- [WHAT YOU NEED TO DO]:
What follows is a set of records. Copy them exactly and leave out the images.

- [SOURCE INFORMATION]:
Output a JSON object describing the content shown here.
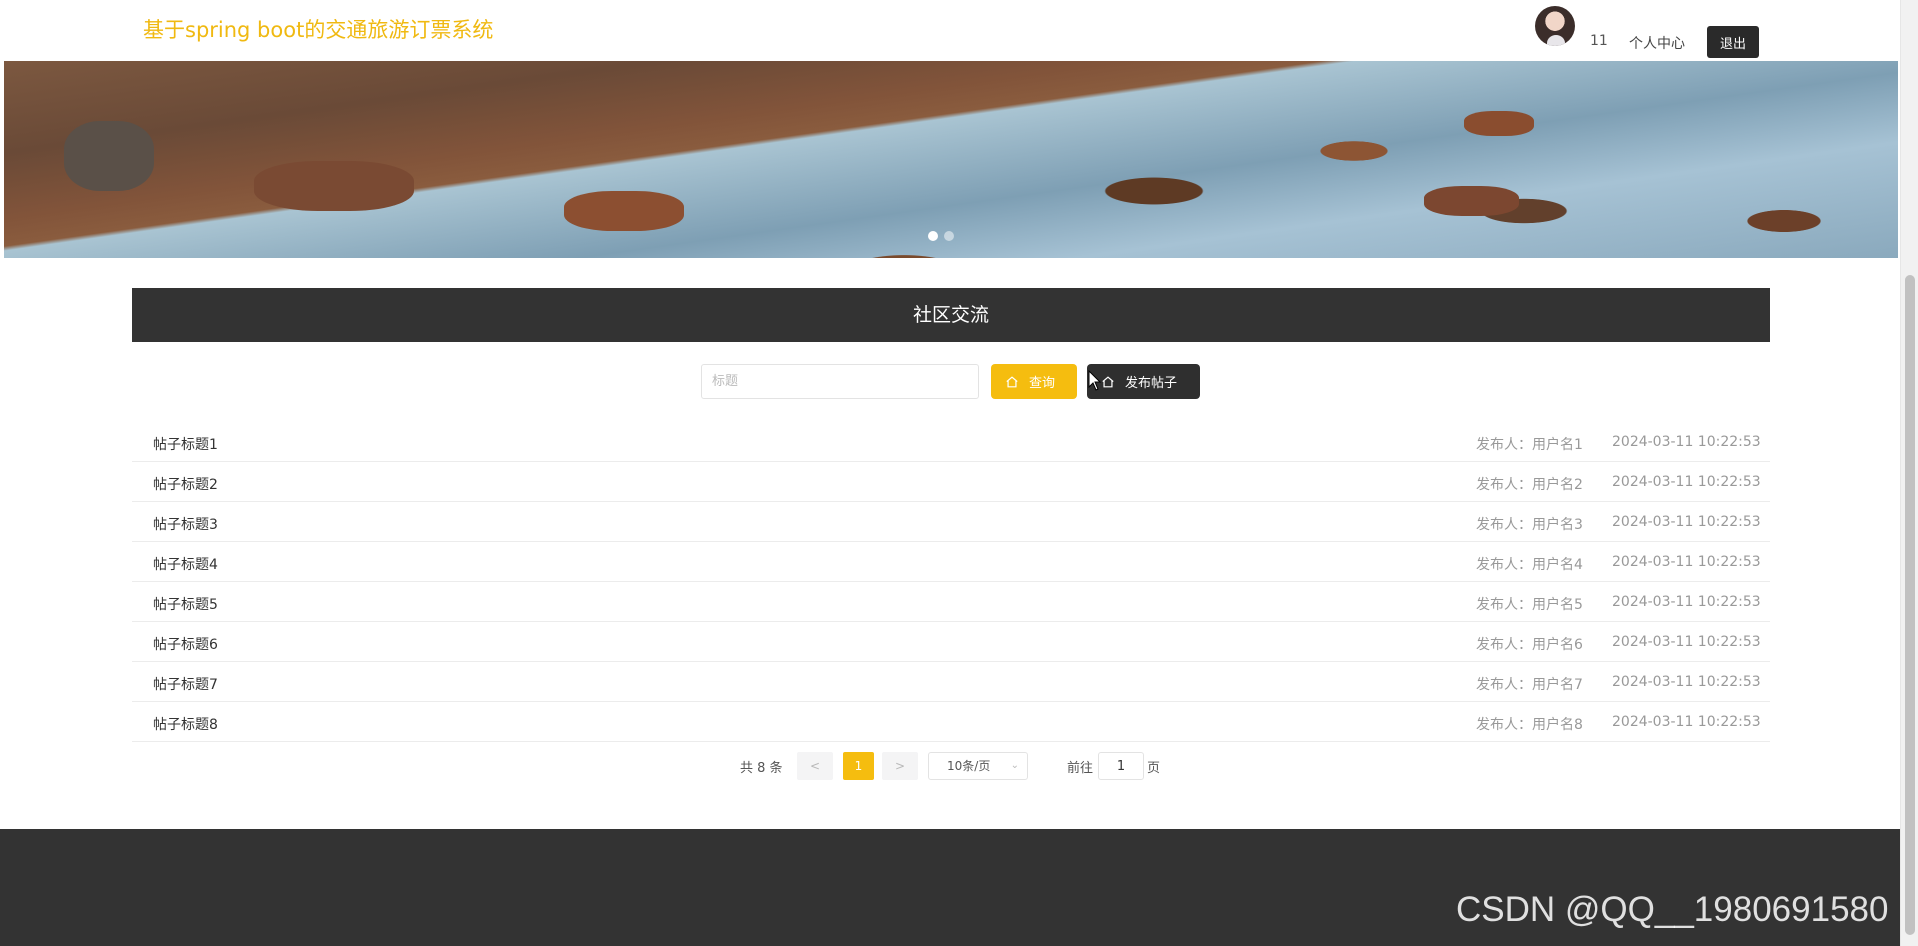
{
  "header": {
    "site_title": "基于spring boot的交通旅游订票系统",
    "username": "11",
    "profile_link": "个人中心",
    "logout_label": "退出"
  },
  "banner": {
    "slide_count": 2,
    "active_slide": 1
  },
  "section": {
    "title": "社区交流"
  },
  "search": {
    "placeholder": "标题",
    "value": "",
    "search_label": "查询",
    "post_label": "发布帖子",
    "search_icon": "home-icon",
    "post_icon": "home-icon"
  },
  "posts": [
    {
      "title": "帖子标题1",
      "author": "发布人：用户名1",
      "time": "2024-03-11 10:22:53"
    },
    {
      "title": "帖子标题2",
      "author": "发布人：用户名2",
      "time": "2024-03-11 10:22:53"
    },
    {
      "title": "帖子标题3",
      "author": "发布人：用户名3",
      "time": "2024-03-11 10:22:53"
    },
    {
      "title": "帖子标题4",
      "author": "发布人：用户名4",
      "time": "2024-03-11 10:22:53"
    },
    {
      "title": "帖子标题5",
      "author": "发布人：用户名5",
      "time": "2024-03-11 10:22:53"
    },
    {
      "title": "帖子标题6",
      "author": "发布人：用户名6",
      "time": "2024-03-11 10:22:53"
    },
    {
      "title": "帖子标题7",
      "author": "发布人：用户名7",
      "time": "2024-03-11 10:22:53"
    },
    {
      "title": "帖子标题8",
      "author": "发布人：用户名8",
      "time": "2024-03-11 10:22:53"
    }
  ],
  "pagination": {
    "total": "共 8 条",
    "prev": "<",
    "current_page": "1",
    "next": ">",
    "page_size": "10条/页",
    "goto_label": "前往",
    "goto_value": "1",
    "goto_suffix": "页"
  },
  "watermark": "CSDN @QQ__1980691580",
  "colors": {
    "accent": "#f5bd0f",
    "title": "#f0b911",
    "dark": "#333333"
  }
}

- [RESPONSE]:
Output a JSON object describing the content shown here.
{
  "header": {
    "site_title": "基于spring boot的交通旅游订票系统",
    "username": "11",
    "profile_link": "个人中心",
    "logout_label": "退出"
  },
  "banner": {
    "slide_count": 2,
    "active_slide": 1
  },
  "section": {
    "title": "社区交流"
  },
  "search": {
    "placeholder": "标题",
    "value": "",
    "search_label": "查询",
    "post_label": "发布帖子",
    "search_icon": "home-icon",
    "post_icon": "home-icon"
  },
  "posts": [
    {
      "title": "帖子标题1",
      "author": "发布人：用户名1",
      "time": "2024-03-11 10:22:53"
    },
    {
      "title": "帖子标题2",
      "author": "发布人：用户名2",
      "time": "2024-03-11 10:22:53"
    },
    {
      "title": "帖子标题3",
      "author": "发布人：用户名3",
      "time": "2024-03-11 10:22:53"
    },
    {
      "title": "帖子标题4",
      "author": "发布人：用户名4",
      "time": "2024-03-11 10:22:53"
    },
    {
      "title": "帖子标题5",
      "author": "发布人：用户名5",
      "time": "2024-03-11 10:22:53"
    },
    {
      "title": "帖子标题6",
      "author": "发布人：用户名6",
      "time": "2024-03-11 10:22:53"
    },
    {
      "title": "帖子标题7",
      "author": "发布人：用户名7",
      "time": "2024-03-11 10:22:53"
    },
    {
      "title": "帖子标题8",
      "author": "发布人：用户名8",
      "time": "2024-03-11 10:22:53"
    }
  ],
  "pagination": {
    "total": "共 8 条",
    "prev": "<",
    "current_page": "1",
    "next": ">",
    "page_size": "10条/页",
    "goto_label": "前往",
    "goto_value": "1",
    "goto_suffix": "页"
  },
  "watermark": "CSDN @QQ__1980691580",
  "colors": {
    "accent": "#f5bd0f",
    "title": "#f0b911",
    "dark": "#333333"
  }
}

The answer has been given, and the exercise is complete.